An effective way to fight leukemia might be to knock out a specific protein that protects cancer cells from dying.
The findings suggest that a drug that can block this "survival protein" might on its own be an effective therapy. But such a drug used in combination with several existing drugs might also offer an effective one-two punch against drug-resistant forms of chronic lymphocytic leukemia (CLL) and acute lymphoblastic leukemia (ALL). The two forms of cancer kill about 20,500 Americans yearly.
The survival protein is called Mcl1. It usually helps keep normal cells healthy and is involved in the development of the components of the immune system, but it can also help prolong survival of cancer cells.
Cells with an overabundance of the protein are also more resistant to anticancer drugs such as rituximab, which has revolutionized the treatment of certain chronic and acute leukemias.
The study by researchers at the Ohio State University Comprehensive Cancer Center is published online in the journal Clinical Cancer Research.
"Our findings demonstrate that Mcl1 may be an effective target for drugs directed against CLL and ALL," says principal investigator Dr. John C. Byrd, professor of internal medicine and director of the hematologic malignancies program at Ohio State's James Cancer Hospital and Solove Research Institute.
"These results give us a rationale for lowering the amount of this protein in CLL cells and suggest that this should enhance the action of rituximab and perhaps other agents as well."
Rituximab is an antibody-based drug that targets CLL and ALL cells and causes the cells to self-destruct.
"We've shown that knocking down Mcl1 can, by itself, cause CLL cells to die, and that this effect might enhance the activity of rituximab," says first author Rehan Hussain, a postdoctoral fellow with Ohio State's Comprehensive Cancer Center.
Byrd, Hussain and their collaborators conducted this research using cancer cells from 17 CLL patients and ALL cell lines grown in the laboratory.
The investigators placed molecules called small interfering RNA (siRNA) inside the cells and found that the tiny molecules greatly reduced the amount of the survival protein, causing many of the cells to die. The effect was the same even in cells that came from patients with advanced cancer or from patients with tumors that resisted conventional treatment.
When the researchers treated cells with both siRNA and the drug rituximab, the combination killed significantly more leukemia cells than the drug alone.
Overall, says Byrd, "Our data indicate that specifically targeting Mcl1 might be effective in the treatment of CLL, particularly when combined with rituximab."

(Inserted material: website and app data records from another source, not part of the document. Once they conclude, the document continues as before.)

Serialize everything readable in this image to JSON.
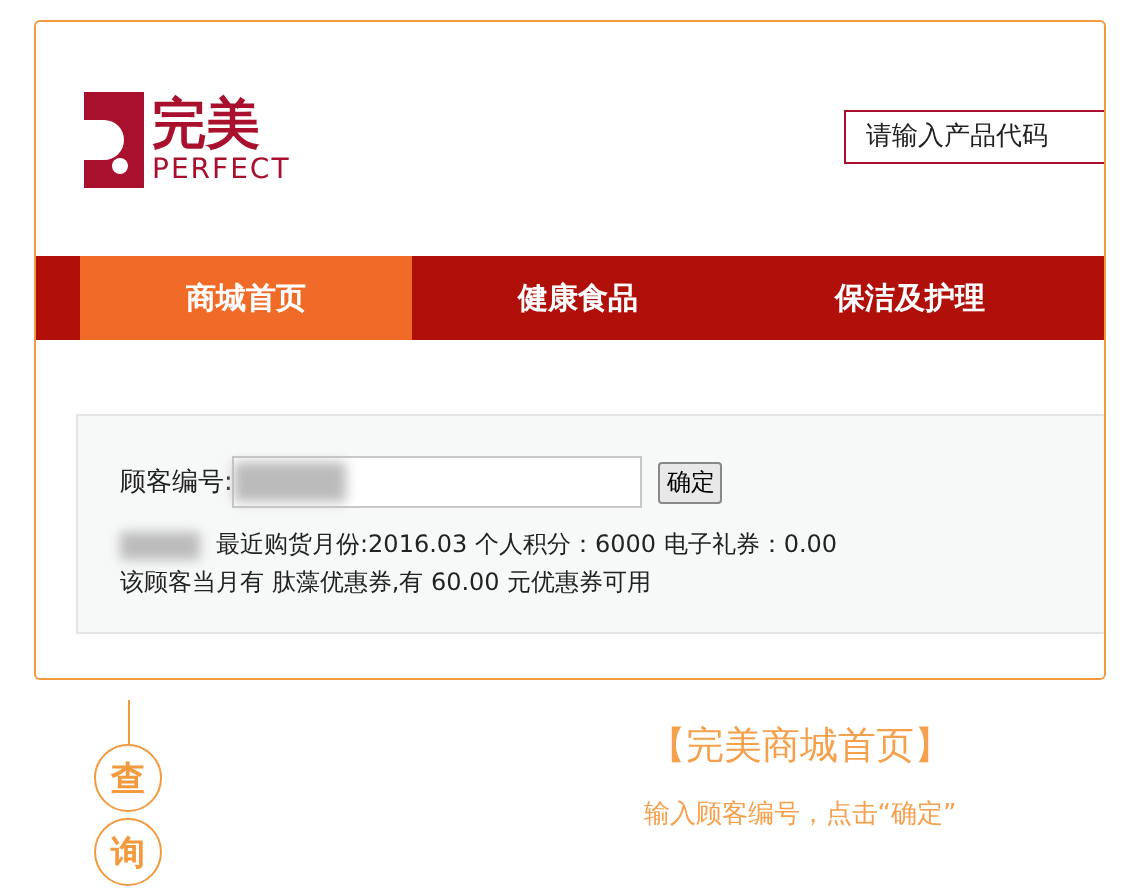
{
  "logo": {
    "name": "完美",
    "latin": "PERFECT"
  },
  "search": {
    "placeholder": "请输入产品代码"
  },
  "nav": [
    {
      "label": "商城首页",
      "selected": true
    },
    {
      "label": "健康食品",
      "selected": false
    },
    {
      "label": "保洁及护理",
      "selected": false
    }
  ],
  "query": {
    "label": "顾客编号:",
    "button": "确定",
    "summary": "最近购货月份:2016.03 个人积分：6000 电子礼券：0.00",
    "coupon": "该顾客当月有 肽藻优惠券,有 60.00 元优惠券可用"
  },
  "steps": [
    "查",
    "询"
  ],
  "caption": {
    "title": "【完美商城首页】",
    "hint": "输入顾客编号，点击“确定”"
  }
}
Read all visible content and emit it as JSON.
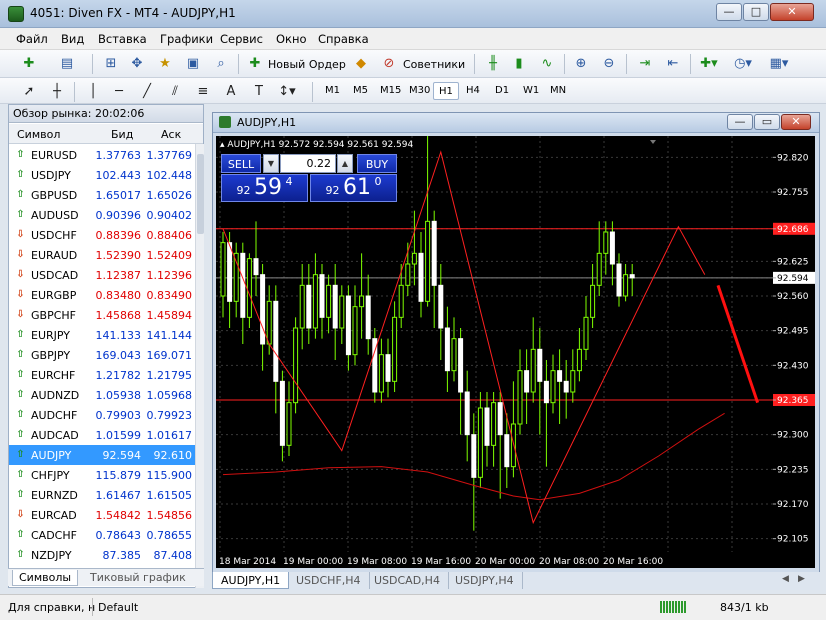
{
  "window": {
    "title": "4051: Diven FX - MT4 - AUDJPY,H1"
  },
  "menu": [
    "Файл",
    "Вид",
    "Вставка",
    "Графики",
    "Сервис",
    "Окно",
    "Справка"
  ],
  "toolbar": {
    "new_order": "Новый Ордер",
    "experts": "Советники"
  },
  "timeframes": [
    "M1",
    "M5",
    "M15",
    "M30",
    "H1",
    "H4",
    "D1",
    "W1",
    "MN"
  ],
  "active_timeframe": "H1",
  "market_watch": {
    "title": "Обзор рынка: 20:02:06",
    "columns": {
      "symbol": "Символ",
      "bid": "Бид",
      "ask": "Аск"
    },
    "rows": [
      {
        "symbol": "EURUSD",
        "bid": "1.37763",
        "ask": "1.37769",
        "dir": "up"
      },
      {
        "symbol": "USDJPY",
        "bid": "102.443",
        "ask": "102.448",
        "dir": "up"
      },
      {
        "symbol": "GBPUSD",
        "bid": "1.65017",
        "ask": "1.65026",
        "dir": "up"
      },
      {
        "symbol": "AUDUSD",
        "bid": "0.90396",
        "ask": "0.90402",
        "dir": "up"
      },
      {
        "symbol": "USDCHF",
        "bid": "0.88396",
        "ask": "0.88406",
        "dir": "down"
      },
      {
        "symbol": "EURAUD",
        "bid": "1.52390",
        "ask": "1.52409",
        "dir": "down"
      },
      {
        "symbol": "USDCAD",
        "bid": "1.12387",
        "ask": "1.12396",
        "dir": "down"
      },
      {
        "symbol": "EURGBP",
        "bid": "0.83480",
        "ask": "0.83490",
        "dir": "down"
      },
      {
        "symbol": "GBPCHF",
        "bid": "1.45868",
        "ask": "1.45894",
        "dir": "down"
      },
      {
        "symbol": "EURJPY",
        "bid": "141.133",
        "ask": "141.144",
        "dir": "up"
      },
      {
        "symbol": "GBPJPY",
        "bid": "169.043",
        "ask": "169.071",
        "dir": "up"
      },
      {
        "symbol": "EURCHF",
        "bid": "1.21782",
        "ask": "1.21795",
        "dir": "up"
      },
      {
        "symbol": "AUDNZD",
        "bid": "1.05938",
        "ask": "1.05968",
        "dir": "up"
      },
      {
        "symbol": "AUDCHF",
        "bid": "0.79903",
        "ask": "0.79923",
        "dir": "up"
      },
      {
        "symbol": "AUDCAD",
        "bid": "1.01599",
        "ask": "1.01617",
        "dir": "up"
      },
      {
        "symbol": "AUDJPY",
        "bid": "92.594",
        "ask": "92.610",
        "dir": "up",
        "selected": true
      },
      {
        "symbol": "CHFJPY",
        "bid": "115.879",
        "ask": "115.900",
        "dir": "up"
      },
      {
        "symbol": "EURNZD",
        "bid": "1.61467",
        "ask": "1.61505",
        "dir": "up"
      },
      {
        "symbol": "EURCAD",
        "bid": "1.54842",
        "ask": "1.54856",
        "dir": "down"
      },
      {
        "symbol": "CADCHF",
        "bid": "0.78643",
        "ask": "0.78655",
        "dir": "up"
      },
      {
        "symbol": "NZDJPY",
        "bid": "87.385",
        "ask": "87.408",
        "dir": "up"
      }
    ],
    "tabs": [
      "Символы",
      "Тиковый график"
    ]
  },
  "chart_window": {
    "title": "AUDJPY,H1",
    "info": "AUDJPY,H1  92.572 92.594 92.561 92.594",
    "one_click": {
      "sell": "SELL",
      "buy": "BUY",
      "lot": "0.22",
      "sell_prefix": "92",
      "sell_big": "59",
      "sell_sup": "4",
      "buy_prefix": "92",
      "buy_big": "61",
      "buy_sup": "0"
    },
    "tabs": [
      "AUDJPY,H1",
      "USDCHF,H4",
      "USDCAD,H4",
      "USDJPY,H4"
    ],
    "price_labels": [
      "92.820",
      "92.755",
      "92.686",
      "92.625",
      "92.594",
      "92.560",
      "92.495",
      "92.430",
      "92.365",
      "92.300",
      "92.235",
      "92.170",
      "92.105"
    ],
    "time_labels": [
      "18 Mar 2014",
      "19 Mar 00:00",
      "19 Mar 08:00",
      "19 Mar 16:00",
      "20 Mar 00:00",
      "20 Mar 08:00",
      "20 Mar 16:00"
    ]
  },
  "chart_data": {
    "type": "candlestick",
    "title": "AUDJPY,H1",
    "ylim": [
      92.08,
      92.86
    ],
    "current_price": 92.594,
    "hlines": [
      92.686,
      92.365
    ],
    "candles": [
      [
        92.56,
        92.66,
        92.68,
        92.52
      ],
      [
        92.66,
        92.55,
        92.68,
        92.5
      ],
      [
        92.55,
        92.64,
        92.66,
        92.52
      ],
      [
        92.64,
        92.52,
        92.66,
        92.47
      ],
      [
        92.52,
        92.63,
        92.64,
        92.5
      ],
      [
        92.63,
        92.6,
        92.7,
        92.56
      ],
      [
        92.6,
        92.47,
        92.62,
        92.42
      ],
      [
        92.47,
        92.55,
        92.58,
        92.45
      ],
      [
        92.55,
        92.4,
        92.58,
        92.34
      ],
      [
        92.4,
        92.28,
        92.42,
        92.25
      ],
      [
        92.28,
        92.36,
        92.4,
        92.26
      ],
      [
        92.36,
        92.5,
        92.52,
        92.34
      ],
      [
        92.5,
        92.58,
        92.62,
        92.46
      ],
      [
        92.58,
        92.5,
        92.62,
        92.47
      ],
      [
        92.5,
        92.6,
        92.64,
        92.48
      ],
      [
        92.6,
        92.52,
        92.62,
        92.48
      ],
      [
        92.52,
        92.58,
        92.6,
        92.49
      ],
      [
        92.58,
        92.5,
        92.62,
        92.44
      ],
      [
        92.5,
        92.56,
        92.58,
        92.47
      ],
      [
        92.56,
        92.45,
        92.58,
        92.42
      ],
      [
        92.45,
        92.54,
        92.58,
        92.43
      ],
      [
        92.54,
        92.56,
        92.64,
        92.48
      ],
      [
        92.56,
        92.48,
        92.6,
        92.45
      ],
      [
        92.48,
        92.38,
        92.5,
        92.36
      ],
      [
        92.38,
        92.45,
        92.48,
        92.36
      ],
      [
        92.45,
        92.4,
        92.48,
        92.37
      ],
      [
        92.4,
        92.52,
        92.55,
        92.38
      ],
      [
        92.52,
        92.58,
        92.62,
        92.5
      ],
      [
        92.58,
        92.62,
        92.66,
        92.56
      ],
      [
        92.62,
        92.64,
        92.72,
        92.58
      ],
      [
        92.64,
        92.55,
        92.68,
        92.52
      ],
      [
        92.55,
        92.7,
        92.86,
        92.54
      ],
      [
        92.7,
        92.58,
        92.72,
        92.5
      ],
      [
        92.58,
        92.5,
        92.62,
        92.44
      ],
      [
        92.5,
        92.42,
        92.54,
        92.38
      ],
      [
        92.42,
        92.48,
        92.52,
        92.4
      ],
      [
        92.48,
        92.38,
        92.5,
        92.3
      ],
      [
        92.38,
        92.3,
        92.42,
        92.25
      ],
      [
        92.3,
        92.22,
        92.34,
        92.12
      ],
      [
        92.22,
        92.35,
        92.38,
        92.2
      ],
      [
        92.35,
        92.28,
        92.38,
        92.24
      ],
      [
        92.28,
        92.36,
        92.38,
        92.24
      ],
      [
        92.36,
        92.3,
        92.38,
        92.18
      ],
      [
        92.3,
        92.24,
        92.34,
        92.2
      ],
      [
        92.24,
        92.32,
        92.4,
        92.22
      ],
      [
        92.32,
        92.42,
        92.46,
        92.3
      ],
      [
        92.42,
        92.38,
        92.46,
        92.32
      ],
      [
        92.38,
        92.46,
        92.52,
        92.36
      ],
      [
        92.46,
        92.4,
        92.5,
        92.3
      ],
      [
        92.4,
        92.36,
        92.44,
        92.24
      ],
      [
        92.36,
        92.42,
        92.45,
        92.34
      ],
      [
        92.42,
        92.4,
        92.46,
        92.32
      ],
      [
        92.4,
        92.38,
        92.44,
        92.33
      ],
      [
        92.38,
        92.42,
        92.46,
        92.36
      ],
      [
        92.42,
        92.46,
        92.5,
        92.4
      ],
      [
        92.46,
        92.52,
        92.56,
        92.44
      ],
      [
        92.52,
        92.58,
        92.62,
        92.5
      ],
      [
        92.58,
        92.64,
        92.7,
        92.56
      ],
      [
        92.64,
        92.68,
        92.7,
        92.6
      ],
      [
        92.68,
        92.62,
        92.7,
        92.58
      ],
      [
        92.62,
        92.56,
        92.64,
        92.54
      ],
      [
        92.56,
        92.6,
        92.62,
        92.55
      ],
      [
        92.6,
        92.594,
        92.62,
        92.56
      ]
    ],
    "zigzag": [
      [
        0,
        92.686
      ],
      [
        7,
        92.47
      ],
      [
        18,
        92.27
      ],
      [
        33,
        92.83
      ],
      [
        47,
        92.135
      ],
      [
        69,
        92.69
      ],
      [
        73,
        92.6
      ]
    ],
    "moving_average": [
      [
        0,
        92.225
      ],
      [
        8,
        92.23
      ],
      [
        16,
        92.238
      ],
      [
        24,
        92.24
      ],
      [
        31,
        92.23
      ],
      [
        38,
        92.205
      ],
      [
        44,
        92.185
      ],
      [
        48,
        92.178
      ],
      [
        54,
        92.19
      ],
      [
        60,
        92.215
      ],
      [
        66,
        92.26
      ],
      [
        72,
        92.31
      ],
      [
        76,
        92.34
      ]
    ],
    "arrow": {
      "from": [
        75,
        92.58
      ],
      "to": [
        81,
        92.36
      ]
    }
  },
  "status": {
    "help": "Для справки, н",
    "profile": "Default",
    "traffic": "843/1 kb"
  },
  "colors": {
    "accent": "#3399ff",
    "chart_bg": "#000000",
    "bull": "#7fff00",
    "bear": "#ffffff",
    "grid": "#333333",
    "zigzag": "#ff0000"
  }
}
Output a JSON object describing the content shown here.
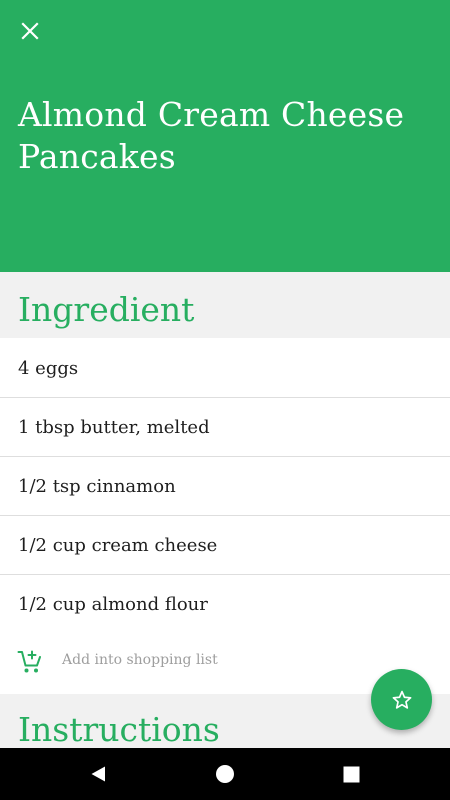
{
  "recipe": {
    "title": "Almond Cream Cheese Pancakes"
  },
  "sections": {
    "ingredient": "Ingredient",
    "instructions": "Instructions"
  },
  "ingredients": [
    "4 eggs",
    "1 tbsp butter, melted",
    "1/2 tsp cinnamon",
    "1/2 cup cream cheese",
    "1/2 cup almond flour"
  ],
  "shopping": {
    "label": "Add into shopping list"
  },
  "icons": {
    "close": "close-icon",
    "cart_add": "add-shopping-cart-icon",
    "favorite": "star-outline-icon",
    "back": "back-triangle-icon",
    "home": "home-circle-icon",
    "recents": "recents-square-icon"
  },
  "colors": {
    "primary": "#27ae60",
    "section_bg": "#f1f1f1",
    "text": "#1e1e1e",
    "muted": "#9e9e9e"
  }
}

Funding from the National Cancer Institute, the Leukemia & Lymphoma Society and the D. Warren Brown Foundation supported this research.
Byrd is the D. Warren Brown Professor of Leukemia Research and a Clinical Scholar of the Leukemia & Lymphoma Society.